# [Data records for software interfaces]
-.-.-

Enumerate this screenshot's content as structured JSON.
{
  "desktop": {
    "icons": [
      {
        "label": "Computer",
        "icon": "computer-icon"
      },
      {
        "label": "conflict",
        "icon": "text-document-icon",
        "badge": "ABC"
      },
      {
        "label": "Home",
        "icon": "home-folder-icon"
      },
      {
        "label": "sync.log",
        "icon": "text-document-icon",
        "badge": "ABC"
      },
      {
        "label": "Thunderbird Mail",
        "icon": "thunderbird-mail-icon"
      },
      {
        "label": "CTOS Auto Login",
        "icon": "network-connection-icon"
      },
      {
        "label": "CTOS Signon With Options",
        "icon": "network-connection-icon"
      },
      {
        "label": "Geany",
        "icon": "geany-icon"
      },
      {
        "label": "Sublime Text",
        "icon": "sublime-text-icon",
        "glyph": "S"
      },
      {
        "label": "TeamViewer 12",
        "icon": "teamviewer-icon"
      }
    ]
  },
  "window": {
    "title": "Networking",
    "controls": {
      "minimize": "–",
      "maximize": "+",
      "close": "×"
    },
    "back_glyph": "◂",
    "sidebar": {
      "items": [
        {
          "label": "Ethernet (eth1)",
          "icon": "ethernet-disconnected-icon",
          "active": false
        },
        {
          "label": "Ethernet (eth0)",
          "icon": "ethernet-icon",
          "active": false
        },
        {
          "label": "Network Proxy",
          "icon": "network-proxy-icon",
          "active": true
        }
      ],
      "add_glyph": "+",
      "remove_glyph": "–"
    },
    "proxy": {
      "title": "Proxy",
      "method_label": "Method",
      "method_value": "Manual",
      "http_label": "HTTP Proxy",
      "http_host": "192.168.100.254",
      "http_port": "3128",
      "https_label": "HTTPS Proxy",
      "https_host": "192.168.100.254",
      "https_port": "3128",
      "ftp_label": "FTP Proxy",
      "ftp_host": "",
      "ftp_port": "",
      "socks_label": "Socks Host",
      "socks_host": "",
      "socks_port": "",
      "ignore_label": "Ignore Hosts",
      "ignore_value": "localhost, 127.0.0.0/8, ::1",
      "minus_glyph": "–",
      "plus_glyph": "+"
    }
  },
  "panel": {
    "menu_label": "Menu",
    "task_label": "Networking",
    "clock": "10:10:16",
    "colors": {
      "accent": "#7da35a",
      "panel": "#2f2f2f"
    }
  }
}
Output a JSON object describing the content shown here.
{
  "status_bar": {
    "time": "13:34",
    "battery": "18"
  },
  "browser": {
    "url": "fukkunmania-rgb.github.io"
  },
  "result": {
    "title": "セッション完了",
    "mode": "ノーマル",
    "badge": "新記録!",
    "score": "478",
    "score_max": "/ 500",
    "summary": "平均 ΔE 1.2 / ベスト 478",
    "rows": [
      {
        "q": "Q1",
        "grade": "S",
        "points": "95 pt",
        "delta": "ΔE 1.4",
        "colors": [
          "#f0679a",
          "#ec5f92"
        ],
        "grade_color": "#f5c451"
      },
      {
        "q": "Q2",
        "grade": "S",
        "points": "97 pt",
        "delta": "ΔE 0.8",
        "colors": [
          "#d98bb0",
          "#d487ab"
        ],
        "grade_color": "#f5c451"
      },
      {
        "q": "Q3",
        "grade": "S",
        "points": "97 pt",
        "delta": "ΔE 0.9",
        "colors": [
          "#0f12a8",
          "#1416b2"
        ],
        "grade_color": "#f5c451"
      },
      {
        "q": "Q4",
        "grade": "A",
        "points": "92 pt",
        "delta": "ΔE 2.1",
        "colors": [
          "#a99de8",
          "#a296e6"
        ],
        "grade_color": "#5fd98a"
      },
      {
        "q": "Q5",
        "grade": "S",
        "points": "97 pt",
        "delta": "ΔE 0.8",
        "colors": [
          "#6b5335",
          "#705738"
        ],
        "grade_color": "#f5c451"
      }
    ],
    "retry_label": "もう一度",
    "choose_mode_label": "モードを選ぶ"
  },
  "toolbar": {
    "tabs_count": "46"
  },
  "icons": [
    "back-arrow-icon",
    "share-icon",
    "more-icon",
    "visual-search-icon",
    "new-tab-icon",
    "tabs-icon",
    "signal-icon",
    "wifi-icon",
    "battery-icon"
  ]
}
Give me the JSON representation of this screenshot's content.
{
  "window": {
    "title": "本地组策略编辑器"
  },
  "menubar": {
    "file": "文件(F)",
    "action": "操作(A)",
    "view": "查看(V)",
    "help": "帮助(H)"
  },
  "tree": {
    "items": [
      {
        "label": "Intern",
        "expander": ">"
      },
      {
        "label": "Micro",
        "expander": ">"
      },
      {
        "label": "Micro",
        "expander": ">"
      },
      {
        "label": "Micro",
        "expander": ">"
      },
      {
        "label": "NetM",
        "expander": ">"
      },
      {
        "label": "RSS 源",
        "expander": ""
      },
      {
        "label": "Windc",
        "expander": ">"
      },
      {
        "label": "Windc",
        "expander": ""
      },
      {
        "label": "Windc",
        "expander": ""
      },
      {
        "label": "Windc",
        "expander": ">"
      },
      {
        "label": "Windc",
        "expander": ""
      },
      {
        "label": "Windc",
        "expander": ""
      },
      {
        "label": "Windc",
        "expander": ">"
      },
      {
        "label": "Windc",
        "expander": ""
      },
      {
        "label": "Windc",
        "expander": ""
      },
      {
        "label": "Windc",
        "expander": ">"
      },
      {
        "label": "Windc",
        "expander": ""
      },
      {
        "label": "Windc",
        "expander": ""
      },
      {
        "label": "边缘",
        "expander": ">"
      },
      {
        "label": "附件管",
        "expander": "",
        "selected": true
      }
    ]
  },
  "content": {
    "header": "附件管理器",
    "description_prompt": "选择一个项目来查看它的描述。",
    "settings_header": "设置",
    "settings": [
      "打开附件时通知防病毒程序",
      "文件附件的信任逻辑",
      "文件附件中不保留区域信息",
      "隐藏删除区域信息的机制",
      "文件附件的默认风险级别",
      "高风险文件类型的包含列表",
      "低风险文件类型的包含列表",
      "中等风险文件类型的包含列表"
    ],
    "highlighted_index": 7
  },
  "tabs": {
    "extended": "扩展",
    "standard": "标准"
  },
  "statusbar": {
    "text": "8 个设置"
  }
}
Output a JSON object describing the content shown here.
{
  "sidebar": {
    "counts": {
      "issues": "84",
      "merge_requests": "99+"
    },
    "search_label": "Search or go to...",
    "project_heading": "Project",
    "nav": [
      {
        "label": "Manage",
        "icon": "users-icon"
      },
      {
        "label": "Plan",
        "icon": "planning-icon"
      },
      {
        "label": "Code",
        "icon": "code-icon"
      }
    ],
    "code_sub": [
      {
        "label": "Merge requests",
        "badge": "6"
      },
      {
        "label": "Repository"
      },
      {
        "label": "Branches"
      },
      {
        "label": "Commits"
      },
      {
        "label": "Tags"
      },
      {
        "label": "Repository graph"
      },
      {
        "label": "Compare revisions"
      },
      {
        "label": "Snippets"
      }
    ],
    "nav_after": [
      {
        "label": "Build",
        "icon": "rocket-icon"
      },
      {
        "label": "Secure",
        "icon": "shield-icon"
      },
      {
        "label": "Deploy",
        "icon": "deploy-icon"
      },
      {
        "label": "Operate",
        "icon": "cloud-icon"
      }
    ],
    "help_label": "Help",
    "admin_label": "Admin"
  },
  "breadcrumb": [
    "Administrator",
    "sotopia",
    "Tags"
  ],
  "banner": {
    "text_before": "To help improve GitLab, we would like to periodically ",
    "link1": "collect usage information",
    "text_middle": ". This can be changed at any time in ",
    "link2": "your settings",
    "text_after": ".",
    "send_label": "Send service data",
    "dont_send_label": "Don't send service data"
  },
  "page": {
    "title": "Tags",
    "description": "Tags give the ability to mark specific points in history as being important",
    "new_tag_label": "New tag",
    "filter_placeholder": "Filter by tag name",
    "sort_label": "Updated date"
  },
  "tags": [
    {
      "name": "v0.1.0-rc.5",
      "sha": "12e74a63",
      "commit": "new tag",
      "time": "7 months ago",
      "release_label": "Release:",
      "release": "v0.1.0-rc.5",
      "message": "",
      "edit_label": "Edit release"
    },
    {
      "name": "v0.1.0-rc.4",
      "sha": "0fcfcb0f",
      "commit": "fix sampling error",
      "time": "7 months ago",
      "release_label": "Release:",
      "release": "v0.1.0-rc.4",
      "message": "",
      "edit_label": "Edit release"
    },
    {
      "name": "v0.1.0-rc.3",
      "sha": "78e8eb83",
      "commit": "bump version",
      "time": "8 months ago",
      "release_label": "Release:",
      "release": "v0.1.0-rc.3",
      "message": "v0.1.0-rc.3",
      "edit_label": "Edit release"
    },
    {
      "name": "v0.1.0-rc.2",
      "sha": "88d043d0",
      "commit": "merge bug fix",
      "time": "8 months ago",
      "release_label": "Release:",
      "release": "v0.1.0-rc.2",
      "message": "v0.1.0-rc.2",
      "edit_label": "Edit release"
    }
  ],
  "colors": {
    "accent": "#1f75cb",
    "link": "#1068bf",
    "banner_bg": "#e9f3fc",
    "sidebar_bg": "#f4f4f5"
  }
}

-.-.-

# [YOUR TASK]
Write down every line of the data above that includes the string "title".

# [REPLY]
    "title": "Networking",
      "title": "Proxy",
    "title": "セッション完了",
    "title": "本地组策略编辑器"
    "title": "Tags",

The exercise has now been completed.